AVAILABLE DATA =
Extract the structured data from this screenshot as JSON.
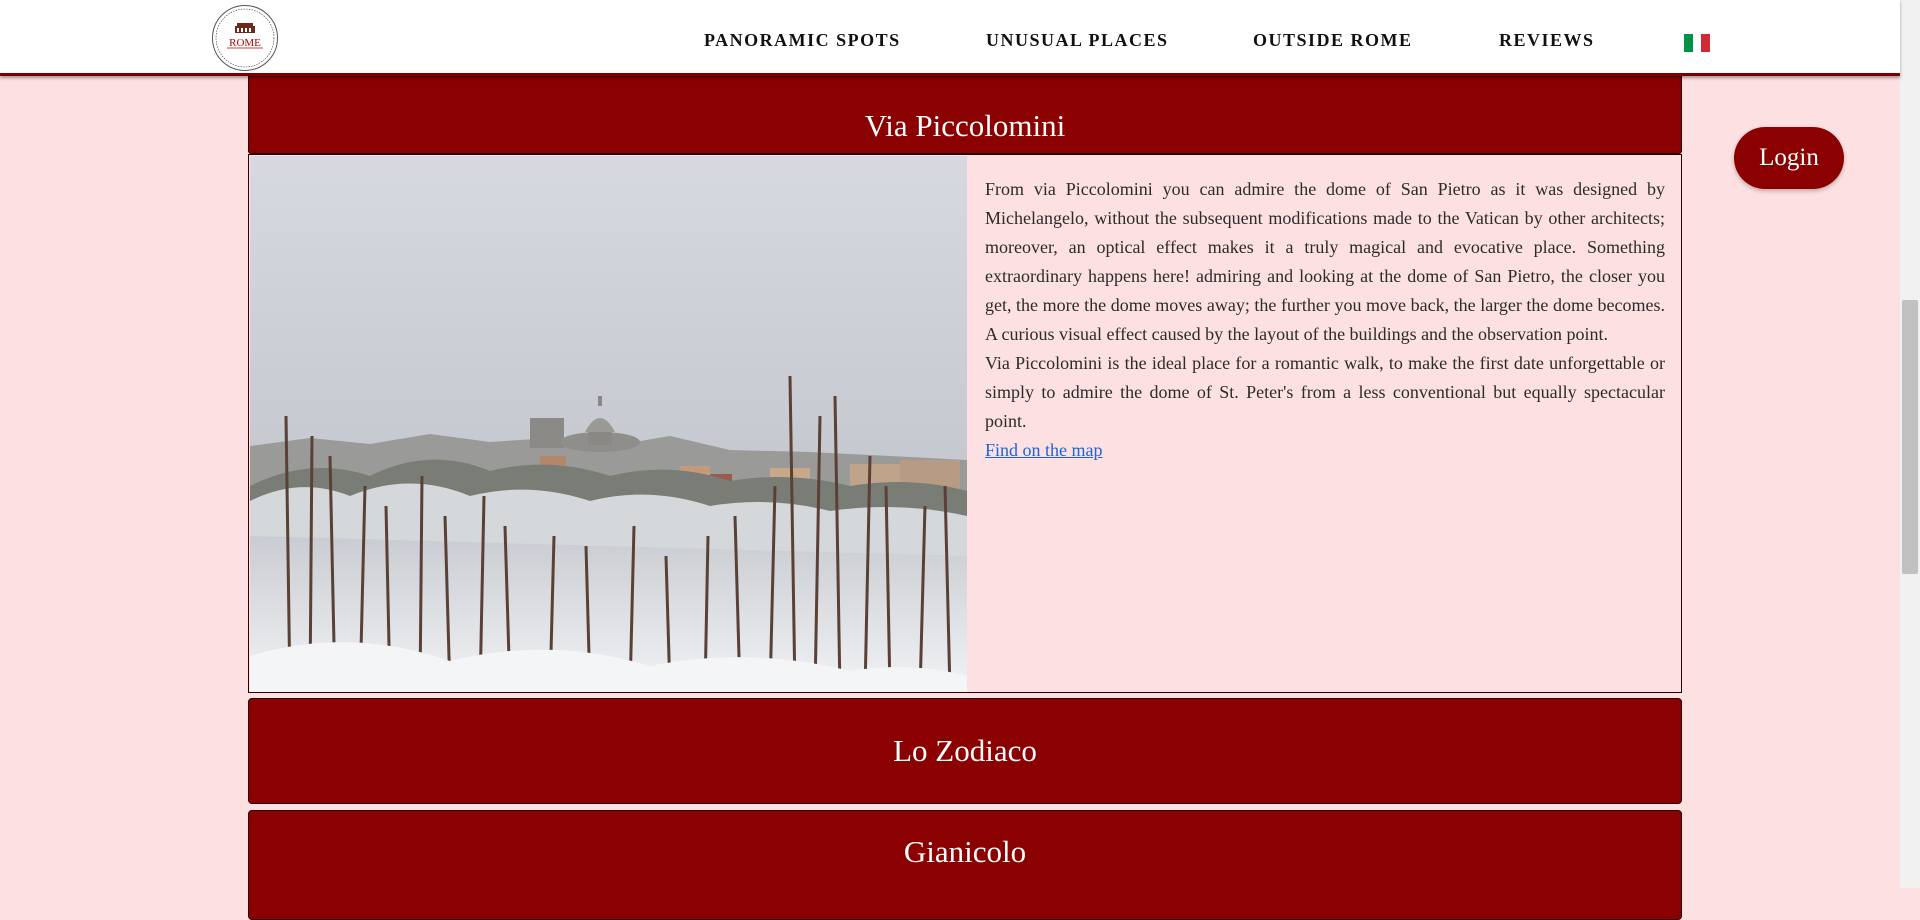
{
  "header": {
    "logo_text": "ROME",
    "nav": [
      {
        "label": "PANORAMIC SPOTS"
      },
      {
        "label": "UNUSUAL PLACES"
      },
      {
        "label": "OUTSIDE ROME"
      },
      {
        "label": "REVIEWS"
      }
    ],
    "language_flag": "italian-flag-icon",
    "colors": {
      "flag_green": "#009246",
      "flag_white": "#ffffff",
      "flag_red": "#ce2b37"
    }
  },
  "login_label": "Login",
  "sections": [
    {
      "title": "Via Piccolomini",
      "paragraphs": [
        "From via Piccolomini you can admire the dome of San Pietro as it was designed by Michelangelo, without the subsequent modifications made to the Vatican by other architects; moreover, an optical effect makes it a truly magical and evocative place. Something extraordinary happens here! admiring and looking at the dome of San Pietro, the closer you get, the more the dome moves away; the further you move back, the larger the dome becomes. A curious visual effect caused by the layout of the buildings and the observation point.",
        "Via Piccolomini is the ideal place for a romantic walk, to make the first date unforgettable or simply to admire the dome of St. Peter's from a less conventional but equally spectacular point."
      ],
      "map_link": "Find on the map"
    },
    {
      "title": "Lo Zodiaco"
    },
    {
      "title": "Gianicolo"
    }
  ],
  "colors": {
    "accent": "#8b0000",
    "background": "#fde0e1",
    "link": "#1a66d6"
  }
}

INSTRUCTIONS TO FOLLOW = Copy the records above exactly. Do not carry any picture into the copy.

ANSWER SPACE =
Extract the structured data from this screenshot as JSON.
{
  "header": {
    "logo_text": "ROME",
    "nav": [
      {
        "label": "PANORAMIC SPOTS"
      },
      {
        "label": "UNUSUAL PLACES"
      },
      {
        "label": "OUTSIDE ROME"
      },
      {
        "label": "REVIEWS"
      }
    ],
    "language_flag": "italian-flag-icon",
    "colors": {
      "flag_green": "#009246",
      "flag_white": "#ffffff",
      "flag_red": "#ce2b37"
    }
  },
  "login_label": "Login",
  "sections": [
    {
      "title": "Via Piccolomini",
      "paragraphs": [
        "From via Piccolomini you can admire the dome of San Pietro as it was designed by Michelangelo, without the subsequent modifications made to the Vatican by other architects; moreover, an optical effect makes it a truly magical and evocative place. Something extraordinary happens here! admiring and looking at the dome of San Pietro, the closer you get, the more the dome moves away; the further you move back, the larger the dome becomes. A curious visual effect caused by the layout of the buildings and the observation point.",
        "Via Piccolomini is the ideal place for a romantic walk, to make the first date unforgettable or simply to admire the dome of St. Peter's from a less conventional but equally spectacular point."
      ],
      "map_link": "Find on the map"
    },
    {
      "title": "Lo Zodiaco"
    },
    {
      "title": "Gianicolo"
    }
  ],
  "colors": {
    "accent": "#8b0000",
    "background": "#fde0e1",
    "link": "#1a66d6"
  }
}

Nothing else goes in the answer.